What the task asks:
Whenever a line contains the string "icon", copy it out of the entries.

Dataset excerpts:
--

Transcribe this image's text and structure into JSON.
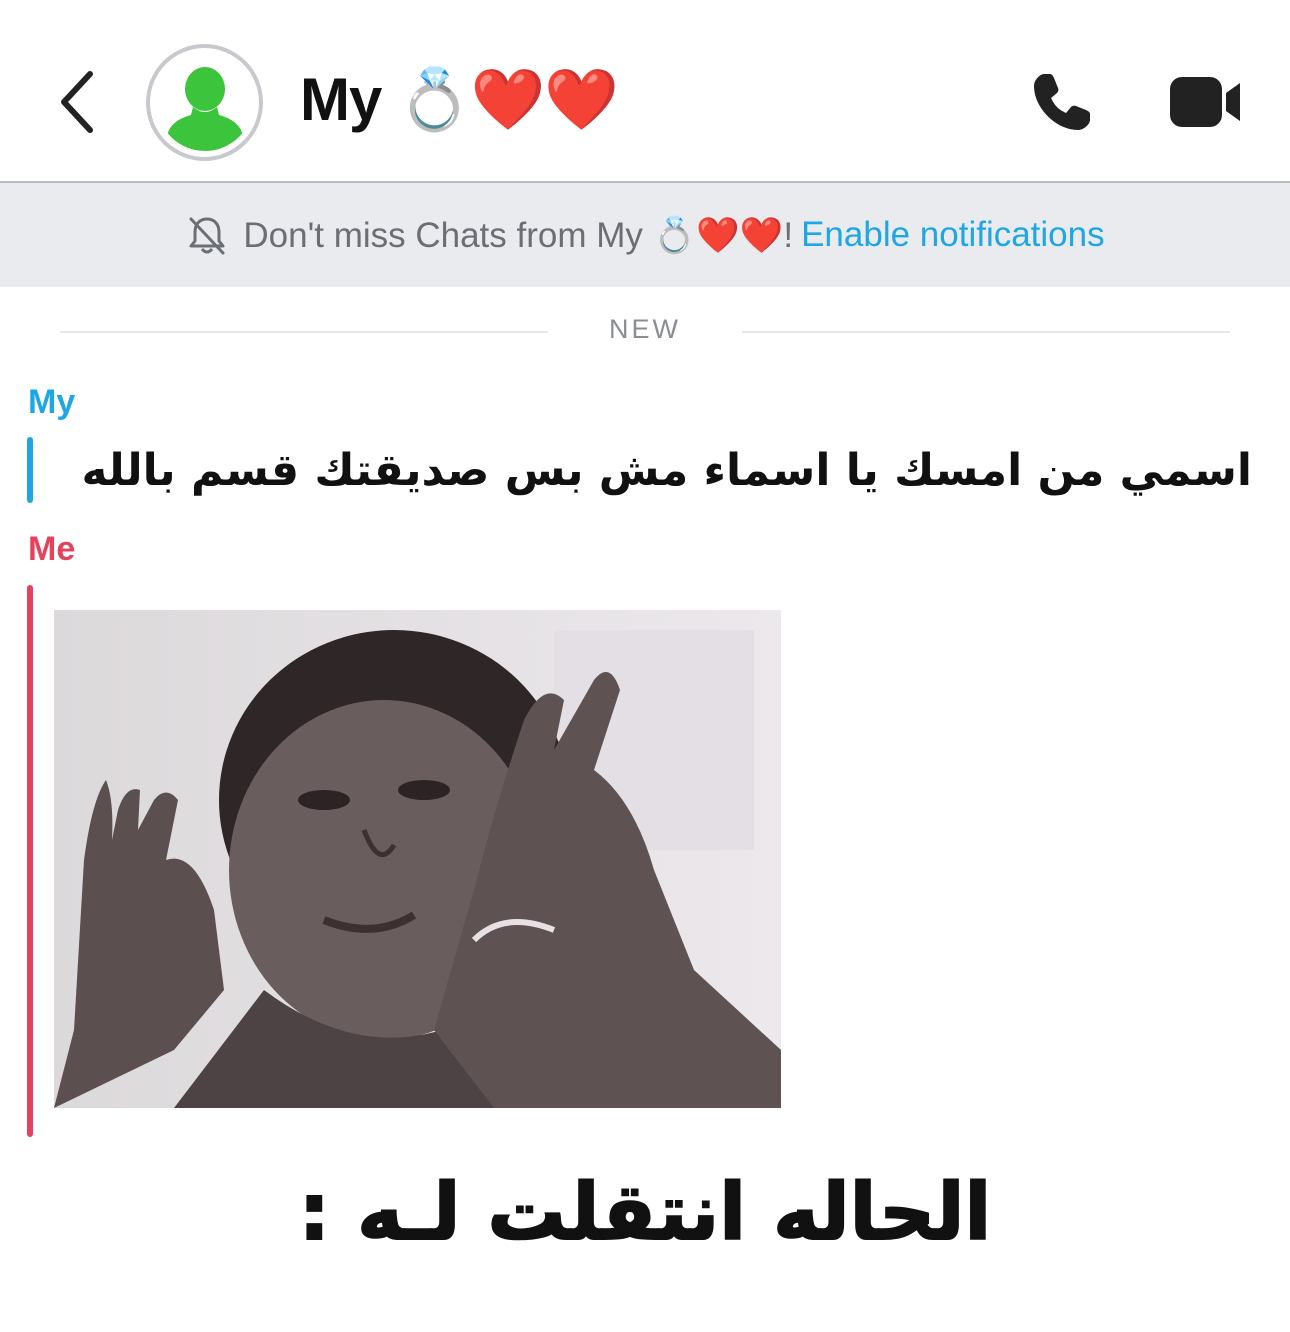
{
  "header": {
    "title": "My 💍❤️❤️",
    "back_icon": "chevron-left-icon",
    "avatar_icon": "person-silhouette-icon",
    "call_icon": "phone-icon",
    "video_icon": "video-camera-icon"
  },
  "banner": {
    "text": "Don't miss Chats from My 💍❤️❤️!",
    "link": "Enable notifications",
    "icon": "bell-muted-icon"
  },
  "divider": {
    "label": "NEW"
  },
  "messages": [
    {
      "sender": "My",
      "text": "اسمي من امسك يا اسماء مش بس صديقتك قسم بالله",
      "sender_color": "#1ea7e4"
    },
    {
      "sender": "Me",
      "sender_color": "#e6425c",
      "attachment": "gif"
    }
  ],
  "overlay": {
    "caption": "الحاله انتقلت لـه :"
  },
  "colors": {
    "accent_blue": "#1ea7e4",
    "accent_red": "#e6425c",
    "avatar_green": "#3cc43c",
    "banner_bg": "#e9ebee"
  }
}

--

Written solution:
    "back_icon": "chevron-left-icon",
    "avatar_icon": "person-silhouette-icon",
    "call_icon": "phone-icon",
    "video_icon": "video-camera-icon"
    "icon": "bell-muted-icon"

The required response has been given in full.